[Task prompt]: Your copy should repeat each record below exactly and contain no images.

[Supplied information]:
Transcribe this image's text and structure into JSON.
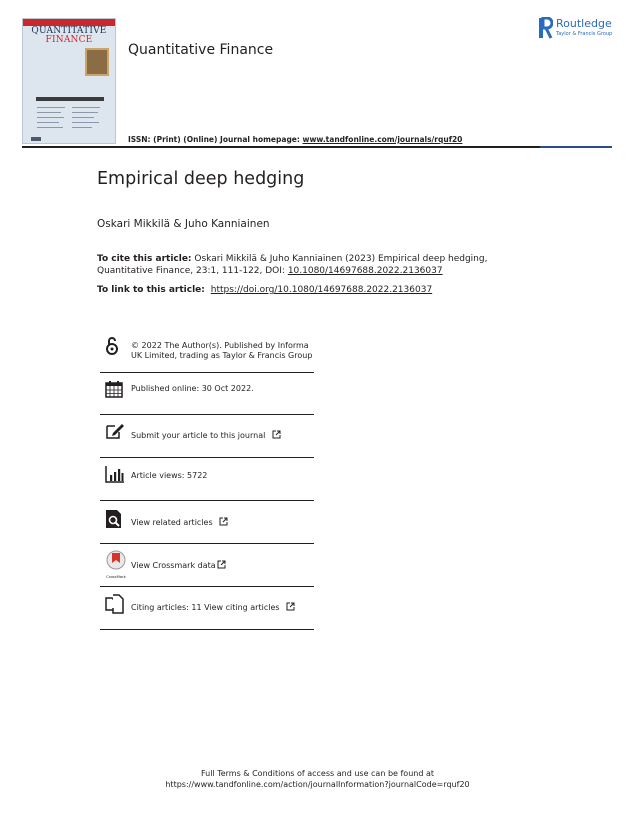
{
  "cover": {
    "title_line1": "QUANTITATIVE",
    "title_line2": "FINANCE"
  },
  "header": {
    "journal_title": "Quantitative Finance",
    "issn_prefix": "ISSN: (Print) (Online) Journal homepage: ",
    "homepage_url": "www.tandfonline.com/journals/rquf20",
    "publisher_name": "Routledge",
    "publisher_sub": "Taylor & Francis Group"
  },
  "article": {
    "title": "Empirical deep hedging",
    "authors": "Oskari Mikkilä & Juho Kanniainen",
    "cite_label": "To cite this article:",
    "cite_text": "Oskari Mikkilä & Juho Kanniainen (2023) Empirical deep hedging, Quantitative Finance, 23:1, 111-122, DOI: ",
    "cite_doi": "10.1080/14697688.2022.2136037",
    "link_label": "To link to this article:",
    "link_url": "https://doi.org/10.1080/14697688.2022.2136037"
  },
  "info": {
    "license": "© 2022 The Author(s). Published by Informa UK Limited, trading as Taylor & Francis Group",
    "published": "Published online: 30 Oct 2022.",
    "submit": "Submit your article to this journal",
    "views": "Article views: 5722",
    "related": "View related articles",
    "crossmark": "View Crossmark data",
    "crossmark_logo_text": "CrossMark",
    "citing": "Citing articles: 11 View citing articles"
  },
  "footer": {
    "line1": "Full Terms & Conditions of access and use can be found at",
    "line2": "https://www.tandfonline.com/action/journalInformation?journalCode=rquf20"
  },
  "colors": {
    "text": "#231f20",
    "brand_blue": "#2a6bc0",
    "accent_rule": "#2d4a8c",
    "cover_red": "#c9292c"
  },
  "icons": [
    "open-access-icon",
    "calendar-icon",
    "edit-icon",
    "bar-chart-icon",
    "search-document-icon",
    "crossmark-icon",
    "citing-articles-icon",
    "external-link-icon"
  ]
}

[Written solution]:
Transcribe this image's text and structure into JSON.
{
  "cover": {
    "title_line1": "QUANTITATIVE",
    "title_line2": "FINANCE"
  },
  "header": {
    "journal_title": "Quantitative Finance",
    "issn_prefix": "ISSN: (Print) (Online) Journal homepage: ",
    "homepage_url": "www.tandfonline.com/journals/rquf20",
    "publisher_name": "Routledge",
    "publisher_sub": "Taylor & Francis Group"
  },
  "article": {
    "title": "Empirical deep hedging",
    "authors": "Oskari Mikkilä & Juho Kanniainen",
    "cite_label": "To cite this article:",
    "cite_text": "Oskari Mikkilä & Juho Kanniainen (2023) Empirical deep hedging, Quantitative Finance, 23:1, 111-122, DOI: ",
    "cite_doi": "10.1080/14697688.2022.2136037",
    "link_label": "To link to this article:",
    "link_url": "https://doi.org/10.1080/14697688.2022.2136037"
  },
  "info": {
    "license": "© 2022 The Author(s). Published by Informa UK Limited, trading as Taylor & Francis Group",
    "published": "Published online: 30 Oct 2022.",
    "submit": "Submit your article to this journal",
    "views": "Article views: 5722",
    "related": "View related articles",
    "crossmark": "View Crossmark data",
    "crossmark_logo_text": "CrossMark",
    "citing": "Citing articles: 11 View citing articles"
  },
  "footer": {
    "line1": "Full Terms & Conditions of access and use can be found at",
    "line2": "https://www.tandfonline.com/action/journalInformation?journalCode=rquf20"
  },
  "colors": {
    "text": "#231f20",
    "brand_blue": "#2a6bc0",
    "accent_rule": "#2d4a8c",
    "cover_red": "#c9292c"
  },
  "icons": [
    "open-access-icon",
    "calendar-icon",
    "edit-icon",
    "bar-chart-icon",
    "search-document-icon",
    "crossmark-icon",
    "citing-articles-icon",
    "external-link-icon"
  ]
}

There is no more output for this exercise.